Mental Health Recovery And Civil Rights

If people can and do recover from serious “mental illnesses”, why would “stigma” be much of an issue? “Stigma” is mostly an issue with people who believe that complete recovery is rare to non-existent. Countering “stigma” is a matter for people who believe people in mental health treatment need some kind of special consideration, specifically because they are thought to be incapable of fully recovering their mental and emotional constitutional stability.

The notion of “stigma” involves a belief that people in mental health treatment are tainted, that they are broken, that they are damaged goods, that they are, as the word translates literally, marked for disgrace. In point of fact, there doesn’t tend to be any sort of skin rash that separates a person labeled “mentally ill” from the rest of humanity. This idea that one is engaged in an effort to erase “stigma” tends to have an effect opposite to the intention. What I am saying here is that this focus on “stigma” is usually a way of separating the ‘disturbed’ from society at large rather than of seeing him or her as a human being like all other human beings, and thus a member of that society.

The real issue for people who have experienced the mental health system, and particularly for people who have endured forced treatment, is a matter of prejudice and discrimination. Institutionalization disrupts the life process in almost all of its dimensions. People who are institutionalized lose precious time, jobs, friends, and property. They are not compensated one nickle for the time, jobs, friends, and property that institutionalization takes away from them. In fact, they are expected to pay for the disruption of institutionalization, often forced and entirely unwanted, that causes this loss. This in itself is indicative of the prejudice directed against this segment of the population. We may call this prejudice “stigma”, but it is not “stigma” , it is prejudice.

Discrimination, and this lack of compensation, are in fact among the reasons many people within the mental health system are seen as unrecoverable. The mental health system fosters dependence, and this dependence is, in large measure, seen as pathological on the recipient’s part. The problem is situational. People within the system have this ‘damned if you do, damned if you don’t’ feeling. What were we saying about disgrace? People in treatment are still segregated from the community at large within what has been termed the mental health ghetto. This mental health ghetto, much like the inner city ghetto, much like the Warsaw ghetto, is where we’ve made life harder for the inhabitants than it is for everybody else.

People, especially unfortunate people, need chances. They don’t just need second chances. They need third, fourth, and fifth chances as well. In any land of opportunity there should be an abundance of chances, that is, there should be more rather than fewer of these chances.

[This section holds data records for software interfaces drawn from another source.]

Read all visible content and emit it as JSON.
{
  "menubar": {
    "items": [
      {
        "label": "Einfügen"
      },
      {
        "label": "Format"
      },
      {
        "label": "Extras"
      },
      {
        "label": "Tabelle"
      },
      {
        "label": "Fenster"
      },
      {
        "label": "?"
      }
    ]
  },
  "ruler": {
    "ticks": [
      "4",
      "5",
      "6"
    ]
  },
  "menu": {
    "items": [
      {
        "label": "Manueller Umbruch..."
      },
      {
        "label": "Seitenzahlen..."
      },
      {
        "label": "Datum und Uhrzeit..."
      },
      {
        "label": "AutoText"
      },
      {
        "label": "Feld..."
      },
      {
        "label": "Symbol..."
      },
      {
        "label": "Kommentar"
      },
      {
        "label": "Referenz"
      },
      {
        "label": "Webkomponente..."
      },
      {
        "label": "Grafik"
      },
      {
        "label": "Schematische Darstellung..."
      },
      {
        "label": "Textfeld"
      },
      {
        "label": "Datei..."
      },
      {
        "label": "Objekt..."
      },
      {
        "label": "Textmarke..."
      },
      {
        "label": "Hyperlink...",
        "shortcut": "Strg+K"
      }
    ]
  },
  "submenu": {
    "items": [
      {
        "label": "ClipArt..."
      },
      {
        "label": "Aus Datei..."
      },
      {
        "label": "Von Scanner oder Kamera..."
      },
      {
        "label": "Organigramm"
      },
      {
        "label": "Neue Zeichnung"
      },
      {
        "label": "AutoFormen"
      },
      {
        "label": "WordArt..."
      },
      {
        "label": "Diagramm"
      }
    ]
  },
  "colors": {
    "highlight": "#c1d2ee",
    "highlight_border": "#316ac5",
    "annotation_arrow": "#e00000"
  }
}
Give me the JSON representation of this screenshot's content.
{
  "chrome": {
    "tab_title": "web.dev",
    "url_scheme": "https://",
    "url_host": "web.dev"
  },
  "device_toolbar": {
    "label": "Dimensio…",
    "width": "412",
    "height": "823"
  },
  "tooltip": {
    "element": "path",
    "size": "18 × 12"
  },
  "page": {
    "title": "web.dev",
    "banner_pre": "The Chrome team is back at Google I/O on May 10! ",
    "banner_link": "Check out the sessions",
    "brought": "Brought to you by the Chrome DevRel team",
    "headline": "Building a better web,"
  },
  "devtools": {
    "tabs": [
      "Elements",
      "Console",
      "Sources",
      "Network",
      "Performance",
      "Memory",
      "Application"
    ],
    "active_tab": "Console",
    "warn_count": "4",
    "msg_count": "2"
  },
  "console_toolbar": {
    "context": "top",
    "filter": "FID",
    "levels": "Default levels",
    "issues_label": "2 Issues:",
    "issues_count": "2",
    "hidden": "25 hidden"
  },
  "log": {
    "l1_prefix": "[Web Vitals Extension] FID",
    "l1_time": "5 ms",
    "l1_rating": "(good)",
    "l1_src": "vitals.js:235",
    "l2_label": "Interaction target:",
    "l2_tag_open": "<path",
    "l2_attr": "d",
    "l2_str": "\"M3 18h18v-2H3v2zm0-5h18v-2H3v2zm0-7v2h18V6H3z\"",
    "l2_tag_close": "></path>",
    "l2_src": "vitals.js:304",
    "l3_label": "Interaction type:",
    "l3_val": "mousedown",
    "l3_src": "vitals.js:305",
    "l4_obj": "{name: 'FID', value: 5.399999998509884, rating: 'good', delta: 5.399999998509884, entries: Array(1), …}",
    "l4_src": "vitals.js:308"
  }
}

Chance is opportunity. Good fortunes are what unfortunate people lack. The “sickness”, if there is any, bears a social element. If the “sickness” is a matter of locking people out from the realm of fortune, then cure would be a matter of repossessing that key. It is this key to situational change, that is, to community re-integration, that is the real prognosticator, and this key as of yet still tends to be kept in stingy, or prejudicial, hands.

The erasing “stigma” notion comes from the idea that all you will need to do to get a better world is to change the hearts and minds of people. Pragmatists and realists know better. In the words of Dr. Martin Luther King, Jr., “Freedom is never voluntarily given by the oppressor; it must be demanded by the oppressed.” If the situation for people impacted by the mental health system has changed at all, it has changed because laws have changed. These changes have occurred because we are engaged in our own civil rights struggle, and this civil rights struggle is still far from over.